Make sure that the overall look of the site is professional - this means integrating graphics and text so that they compliment, and don't compete with, each other. It is also a good idea to keep the same layout throughout your site, for consistency is always appreciated. This holds true for such things as background colour as well. If you do wish to go for different looks for different pages - try and stick to variations on a central theme - this theme can be dictated by your index page.


You should be constantly trying to come up with better ways of saying what you want to say. Remember: there's always a better expression just around the corner. Only because an expression is grammatically correct, does not mean that it is satisfactory. If your site is in English and English is not your first language, try and get a native English-speaker to look over your site and advise on colloquialisms etc. Too often sites read like VCR instruction manuals!

6. 1 + 1 = 2:

Following on from the above point - don't waste space stating that: "This web site is under construction," if all you mean is that you keep revising, and adding to, the site. Everyone knows that sites are constantly updated, indeed people expect sites to be under construction in this sense. Even if you feel that your site is genuinely incomplete be careful what you say - try using an expression other than the above, for this expression will often give the wrong impression. Also consider whether it is worth rushing an incomplete site onto the Web. Most importantly however - think very carefully before displaying under construction graphics, for these drive most Internet users mad!

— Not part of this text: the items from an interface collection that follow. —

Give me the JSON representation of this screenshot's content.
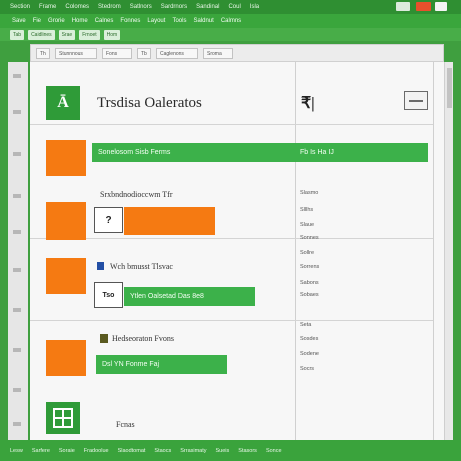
{
  "titlebar": {
    "items": [
      "Section",
      "Frame",
      "Colomes",
      "Stedrom",
      "Satlnors",
      "Sardrnors",
      "Sandinal",
      "Coul",
      "Isla"
    ]
  },
  "ribbon": {
    "items": [
      "Save",
      "Fie",
      "Grorie",
      "Home",
      "Calnes",
      "Fonnes",
      "Layout",
      "Tools",
      "Saldnut",
      "Calmns"
    ]
  },
  "tabstrip": {
    "tabs": [
      "Tab",
      "Caidlines",
      "Srae",
      "Frnoet",
      "Hom"
    ]
  },
  "toolbar": {
    "items": [
      "Th",
      "Stunnnous",
      "Fons",
      "Tb",
      "Caglenons",
      "Sroma"
    ]
  },
  "app": {
    "logo_letter": "Ā",
    "title": "Trsdisa Oaleratos",
    "price_symbol": "₹|"
  },
  "rows": [
    {
      "bar_text": "Sonelosom Sisb Ferms",
      "right_text": "Fb  Is  Ha  IJ"
    },
    {
      "label": "Srxbndnodioccwm  Tfr",
      "box_text": "?",
      "right_lines": [
        "Slasmo",
        "Slllhs",
        "Slaue",
        "Sonnes"
      ]
    },
    {
      "label": "Wch bmusst Tlsvac",
      "box_text": "Tso",
      "bar_text": "Ytlen Oalsetad  Das 8e8",
      "right_lines": [
        "Sollre",
        "Sorrens",
        "Sabons",
        "Sobaes"
      ]
    },
    {
      "label": "Hedseoraton Fvons",
      "bar_text": "Dsl  YN  Fonme  Faj",
      "right_lines": [
        "Seta",
        "Sosdes",
        "Sodene",
        "Socrs"
      ]
    }
  ],
  "footer_label": "Fcnas",
  "statusbar": {
    "items": [
      "Lesw",
      "Sarfere",
      "Soraie",
      "Fradoolue",
      "Slaodtomat",
      "Staocs",
      "Srrasimaty",
      "Sueis",
      "Stasors",
      "Sonce"
    ]
  },
  "colors": {
    "brand_green": "#3cb14a",
    "accent_orange": "#f57a12"
  }
}
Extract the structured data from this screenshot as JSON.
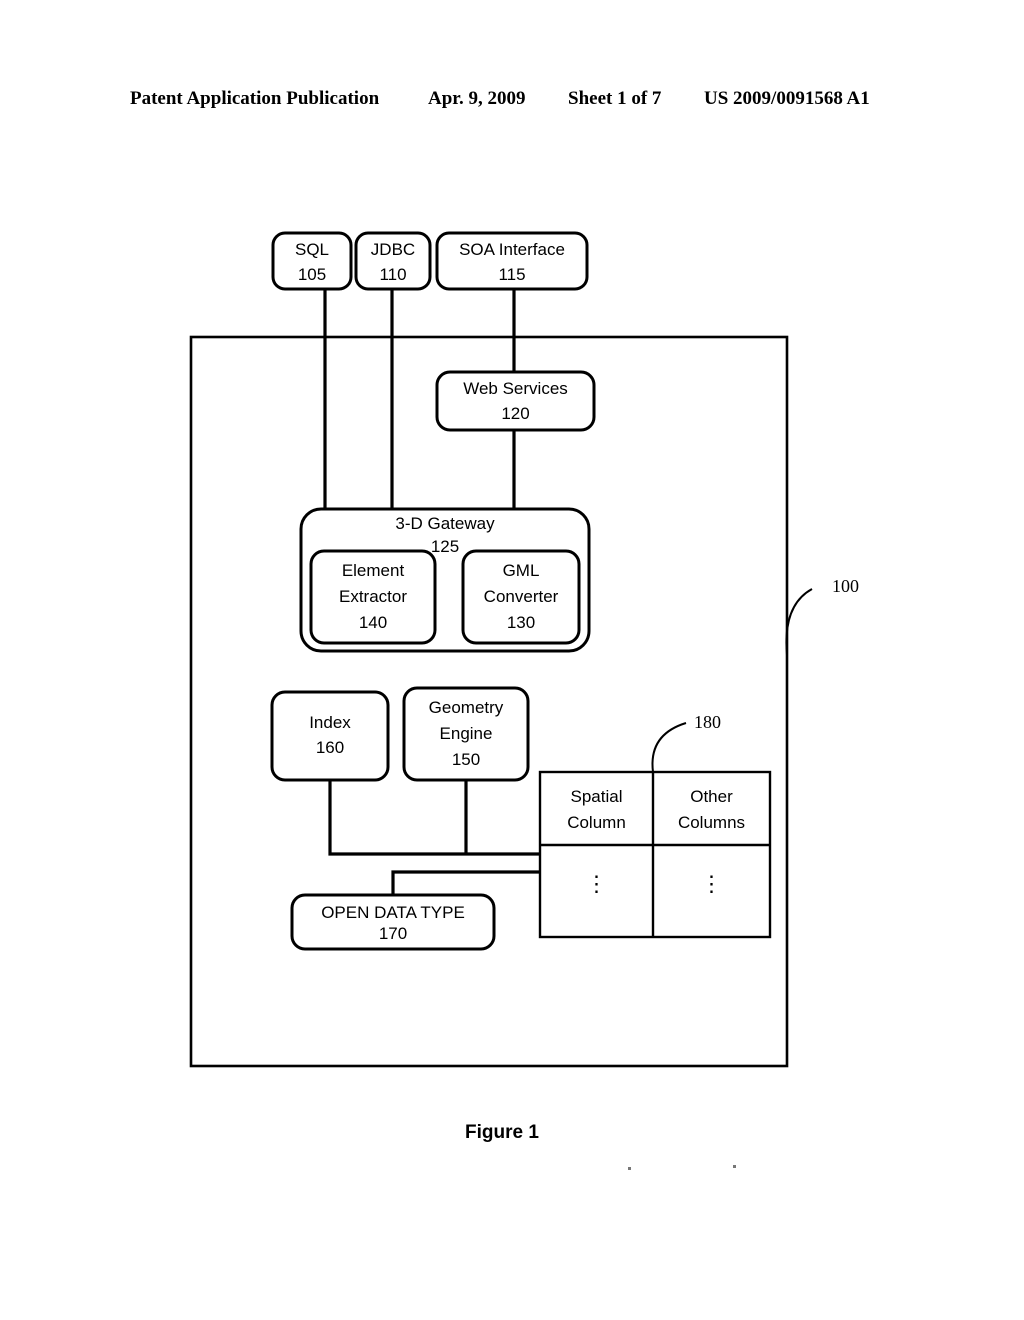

It's the easiest thing in the world to forget to proof-read, so really try and get into the habit of proof-reading everything you do. Nothing looks more unprofessional than typos, spelling mistakes and bad grammar. It's a good idea to get at least one other person to look over your site, for this is the best way to check on spelling and grammar. You can obviously use spell/grammar checking software - but be careful with this, for it is far from perfect - indeed it should only ever compliment proof-reading, it should never replace it.


Keep the content of your site relevant and be as succinct as possible - for the quicker your visitors are brought to an understanding of what your site is about, the better for business. As soon as a person gets to your site, they should be in no doubt as to what you are trying to convey/sell etc.


Most people genuinely put a lot of work into their site. Unfortunately maximum effort does not necessarily mean maximum quality. You need to view your site as objectively as possible - imagine that your site is just a random site that you have come across - what is your first impression? What is your lasting impression? Once again a good thing to do is ask a friend to check out the site - preferably without telling them that it is actually your site.


The above points are just some of the things that you need to consider when building your site. It is true that it is easy to create a web site - but it is far from true that it is easy to create a good web site. There are however some great sites out on the Web - take advantage of this - next time you're surfing and you come across a site you really like, think about why you like it. Always be original, but learn from other people's successes. Also learn from other people's mistakes, for if you find something annoying you can guarantee that others will also find it annoying. Although having said that, remember that just because you find something annoying does not mean that everyone will find it annoying!

Finally - you should remember that the realm of web site development is a mass of perspectives and although all perspectives are valid, some are more valid than others!! So try and strike a balance between learning from others and not being afraid to challenge the existing ways of doing, and not doing, things.

Nic Drew

The Philosophy Service